3 Simple Steps to Take Back Control of Your Business Day
Debbie owned a $12 million/year marketing firm that worked with fortune 500 clients. She had so much opportunity to grow, but because she was totally overwhelmed he left each day feeling drained and disempowered to continue to scale.
When I first met her at an EO event in Texas (I was giving a keynote there), I could feel the frustration that dripped into her description of her company.
This is a common pattern for an owner-reliant or rapid growth stage company – the key people are stretched so thin and pulled in so many directions that they don’t even know how to get out of that cycle.
Here is my best coaching for you on how to get started with this process of building a business you love owning again, even in the face of all the conflicting demands on your time and attention.
Step 1: Start your day by asking what ONE thing could you do today that in 30 minutes or less would have the biggest impact on your business?
I caution you to be ruthlessly realistic about what you can get done in 30 minutes. Chunk down a larger project into the one piece you could bite off and get done in just 30 minutes of focused time.
Over time you can grow that 30 minutes into an hour or more, but start off with something you know you’ll follow through on and build on these small, daily victories.

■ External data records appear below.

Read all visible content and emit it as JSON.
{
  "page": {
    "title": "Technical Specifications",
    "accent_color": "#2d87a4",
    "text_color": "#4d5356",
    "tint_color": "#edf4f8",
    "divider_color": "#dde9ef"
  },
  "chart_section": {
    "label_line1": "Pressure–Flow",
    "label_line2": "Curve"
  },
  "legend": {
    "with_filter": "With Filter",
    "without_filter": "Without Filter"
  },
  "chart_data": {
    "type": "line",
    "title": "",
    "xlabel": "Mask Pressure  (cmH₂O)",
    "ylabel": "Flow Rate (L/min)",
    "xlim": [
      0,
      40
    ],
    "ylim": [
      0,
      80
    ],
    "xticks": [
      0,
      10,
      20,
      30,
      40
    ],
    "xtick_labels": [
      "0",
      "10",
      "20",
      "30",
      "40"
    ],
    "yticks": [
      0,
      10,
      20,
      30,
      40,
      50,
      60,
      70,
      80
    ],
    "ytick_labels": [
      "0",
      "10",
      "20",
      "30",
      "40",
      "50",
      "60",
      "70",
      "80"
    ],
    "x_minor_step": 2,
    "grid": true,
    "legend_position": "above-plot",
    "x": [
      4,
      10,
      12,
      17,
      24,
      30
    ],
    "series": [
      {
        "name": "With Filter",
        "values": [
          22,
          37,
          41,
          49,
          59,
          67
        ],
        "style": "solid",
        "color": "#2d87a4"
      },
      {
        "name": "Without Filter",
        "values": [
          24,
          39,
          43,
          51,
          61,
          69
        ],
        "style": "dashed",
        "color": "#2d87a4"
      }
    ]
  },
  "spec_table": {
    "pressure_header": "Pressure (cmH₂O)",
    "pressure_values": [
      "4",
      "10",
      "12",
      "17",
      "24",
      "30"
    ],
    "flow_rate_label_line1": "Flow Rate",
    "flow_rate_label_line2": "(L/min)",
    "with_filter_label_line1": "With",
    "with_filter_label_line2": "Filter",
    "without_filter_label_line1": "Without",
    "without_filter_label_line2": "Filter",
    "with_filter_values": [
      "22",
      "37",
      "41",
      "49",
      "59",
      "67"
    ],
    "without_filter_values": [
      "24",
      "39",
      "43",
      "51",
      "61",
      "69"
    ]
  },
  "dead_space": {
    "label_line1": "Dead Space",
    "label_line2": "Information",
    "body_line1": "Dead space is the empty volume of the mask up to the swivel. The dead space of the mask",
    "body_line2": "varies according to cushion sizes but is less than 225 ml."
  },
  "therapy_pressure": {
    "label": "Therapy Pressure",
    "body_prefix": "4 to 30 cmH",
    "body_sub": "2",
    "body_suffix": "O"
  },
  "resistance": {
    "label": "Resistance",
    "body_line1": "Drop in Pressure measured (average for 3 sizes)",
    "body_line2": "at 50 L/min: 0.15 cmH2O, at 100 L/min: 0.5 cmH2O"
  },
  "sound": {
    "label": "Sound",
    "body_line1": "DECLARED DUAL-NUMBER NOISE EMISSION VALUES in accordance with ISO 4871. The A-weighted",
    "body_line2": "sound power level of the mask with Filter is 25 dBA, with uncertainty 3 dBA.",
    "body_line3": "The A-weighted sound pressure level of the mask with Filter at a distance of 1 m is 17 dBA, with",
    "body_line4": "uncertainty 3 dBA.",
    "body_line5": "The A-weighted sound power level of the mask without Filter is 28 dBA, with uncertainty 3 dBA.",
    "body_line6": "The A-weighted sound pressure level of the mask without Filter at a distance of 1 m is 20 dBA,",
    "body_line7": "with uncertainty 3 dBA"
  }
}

Step 2: Commit to doing that one thing before you do anything else – before you lose yourself in email… return that phone call… or jump into your first staff meeting…
This may require you to change how you schedule the first moments of your day, or to come into the office 30 minutes earlier.
But I’m not asking much – just for you to start your day with the most important and valuable thing you can do that day in 30 minutes or less. Come on, you can do this!
Step 3: At the end of the week, take 5 minutes and go back over your week and list out the five biggest victories you had that week in your business.
Why is this step so important? Because if you want to shape behavior you need to make the progress you’re making visible. And my observation after working with thousands of business owners that we coach is that most business owners struggle with allowing themselves to enjoy the progress they are actually making. They are so busy seeing how much is left to do that they rarely give themselves or their staffs credit for all the progress they’ve made.
So if you want to sustain your new behavior over time, I urge you to invest five minutes capturing your weekly victories at the end of each week. Share them with your team. Encourage them to do the same steps. And watch your business flourish.